ACTION ITEM
In the entries below, find the lines with the word "selected" and copy them.

PROVIDED RECORDS
Segment Open
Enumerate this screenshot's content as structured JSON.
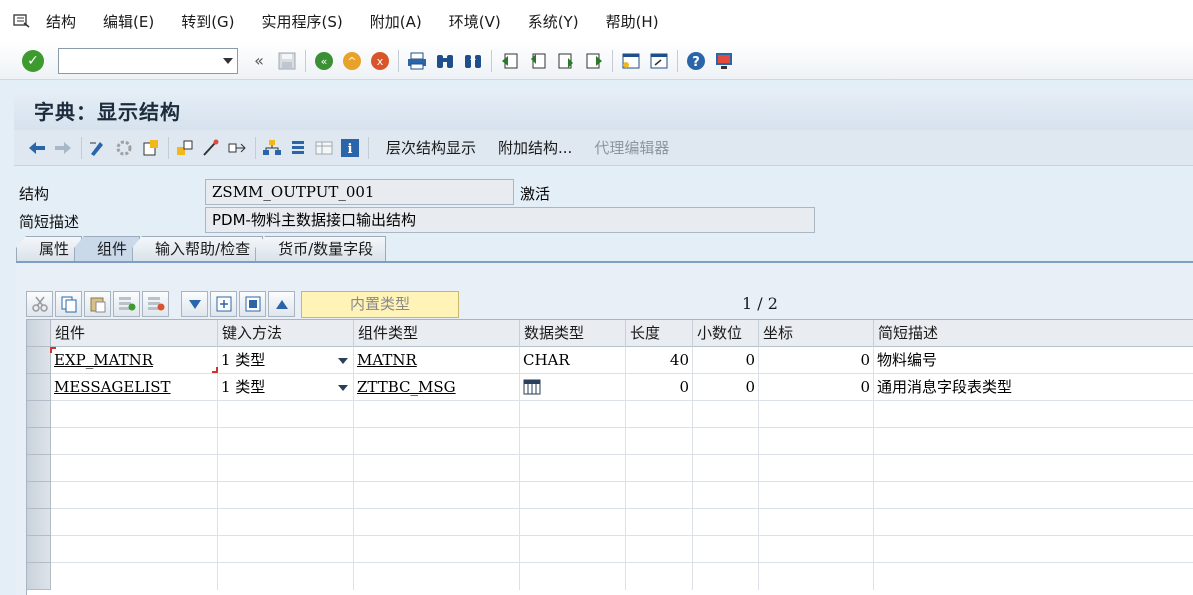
{
  "menubar": {
    "items": [
      "结构",
      "编辑(E)",
      "转到(G)",
      "实用程序(S)",
      "附加(A)",
      "环境(V)",
      "系统(Y)",
      "帮助(H)"
    ]
  },
  "systoolbar": {
    "command_value": ""
  },
  "title": "字典：显示结构",
  "apptoolbar": {
    "buttons": [
      "层次结构显示",
      "附加结构...",
      "代理编辑器"
    ]
  },
  "header": {
    "structure_label": "结构",
    "structure_value": "ZSMM_OUTPUT_001",
    "structure_status": "激活",
    "desc_label": "简短描述",
    "desc_value": "PDM-物料主数据接口输出结构"
  },
  "tabs": [
    "属性",
    "组件",
    "输入帮助/检查",
    "货币/数量字段"
  ],
  "active_tab": "组件",
  "table_toolbar": {
    "builtin_type_label": "内置类型",
    "page_indicator": "1 / 2"
  },
  "table": {
    "columns": [
      "组件",
      "键入方法",
      "组件类型",
      "数据类型",
      "长度",
      "小数位",
      "坐标",
      "简短描述"
    ],
    "rows": [
      {
        "component": "EXP_MATNR",
        "typing": "1 类型",
        "comp_type": "MATNR",
        "data_type": "CHAR",
        "length": "40",
        "decimals": "0",
        "coord": "0",
        "desc": "物料编号"
      },
      {
        "component": "MESSAGELIST",
        "typing": "1 类型",
        "comp_type": "ZTTBC_MSG",
        "data_type": "",
        "length": "0",
        "decimals": "0",
        "coord": "0",
        "desc": "通用消息字段表类型"
      }
    ]
  },
  "colors": {
    "accent": "#7f9fc2",
    "enter_green": "#3c9a2e",
    "builtin_yellow": "#fff3b8"
  }
}
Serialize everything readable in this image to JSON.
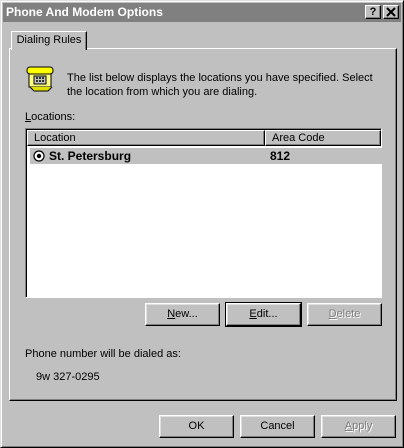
{
  "window": {
    "title": "Phone And Modem Options",
    "help_label": "?",
    "close_label": "✕"
  },
  "tabs": [
    {
      "label": "Dialing Rules"
    }
  ],
  "dialing_rules": {
    "description": "The list below displays the locations you have specified. Select the location from which you are dialing.",
    "locations_label": "Locations:",
    "columns": {
      "location": "Location",
      "area_code": "Area Code"
    },
    "rows": [
      {
        "location": "St. Petersburg",
        "area_code": "812",
        "selected": true
      }
    ],
    "buttons": {
      "new": "New...",
      "edit": "Edit...",
      "delete": "Delete"
    },
    "dial_label": "Phone number will be dialed as:",
    "dial_number": "9w 327-0295"
  },
  "footer": {
    "ok": "OK",
    "cancel": "Cancel",
    "apply": "Apply"
  },
  "icons": {
    "phone": "telephone-icon",
    "radio": "selected-radio-icon"
  }
}
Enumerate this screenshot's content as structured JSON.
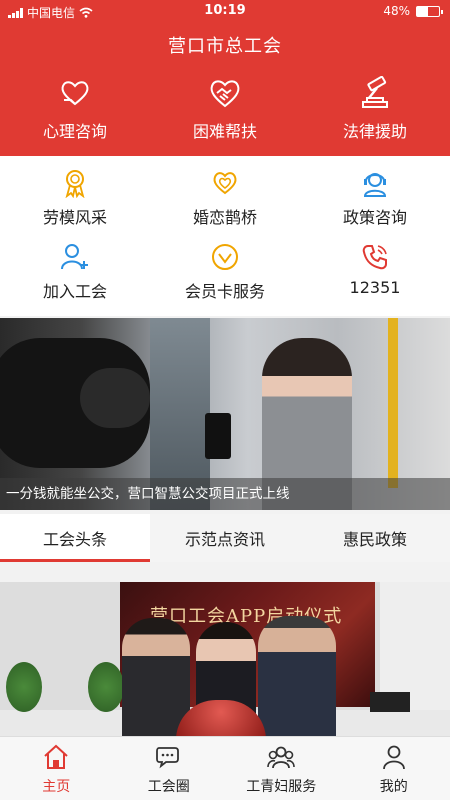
{
  "status_bar": {
    "carrier": "中国电信",
    "time": "10:19",
    "battery": "48%",
    "battery_level": 0.48
  },
  "header": {
    "title": "营口市总工会"
  },
  "top_services": [
    {
      "label": "心理咨询",
      "icon": "heart-hand-icon"
    },
    {
      "label": "困难帮扶",
      "icon": "handshake-icon"
    },
    {
      "label": "法律援助",
      "icon": "gavel-icon"
    }
  ],
  "services": [
    {
      "label": "劳模风采",
      "icon": "medal-icon",
      "color": "#f0a500"
    },
    {
      "label": "婚恋鹊桥",
      "icon": "double-heart-icon",
      "color": "#f0a500"
    },
    {
      "label": "政策咨询",
      "icon": "headset-icon",
      "color": "#2b8fe0"
    },
    {
      "label": "加入工会",
      "icon": "add-user-icon",
      "color": "#2b8fe0"
    },
    {
      "label": "会员卡服务",
      "icon": "diamond-card-icon",
      "color": "#f0a500"
    },
    {
      "label": "12351",
      "icon": "phone-icon",
      "color": "#e03a33"
    }
  ],
  "banner": {
    "caption": "一分钱就能坐公交，营口智慧公交项目正式上线"
  },
  "tabs": [
    {
      "label": "工会头条",
      "active": true
    },
    {
      "label": "示范点资讯",
      "active": false
    },
    {
      "label": "惠民政策",
      "active": false
    }
  ],
  "news": {
    "screen_text": "营口工会APP启动仪式"
  },
  "bottom_nav": [
    {
      "label": "主页",
      "icon": "home-icon",
      "active": true
    },
    {
      "label": "工会圈",
      "icon": "chat-icon",
      "active": false
    },
    {
      "label": "工青妇服务",
      "icon": "group-icon",
      "active": false
    },
    {
      "label": "我的",
      "icon": "user-icon",
      "active": false
    }
  ],
  "colors": {
    "brand_red": "#e03a33",
    "accent_gold": "#f0a500",
    "accent_blue": "#2b8fe0"
  }
}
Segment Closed
RESPONSE TO THE EXERCISE
        "selected": true
    "radio": "selected-radio-icon"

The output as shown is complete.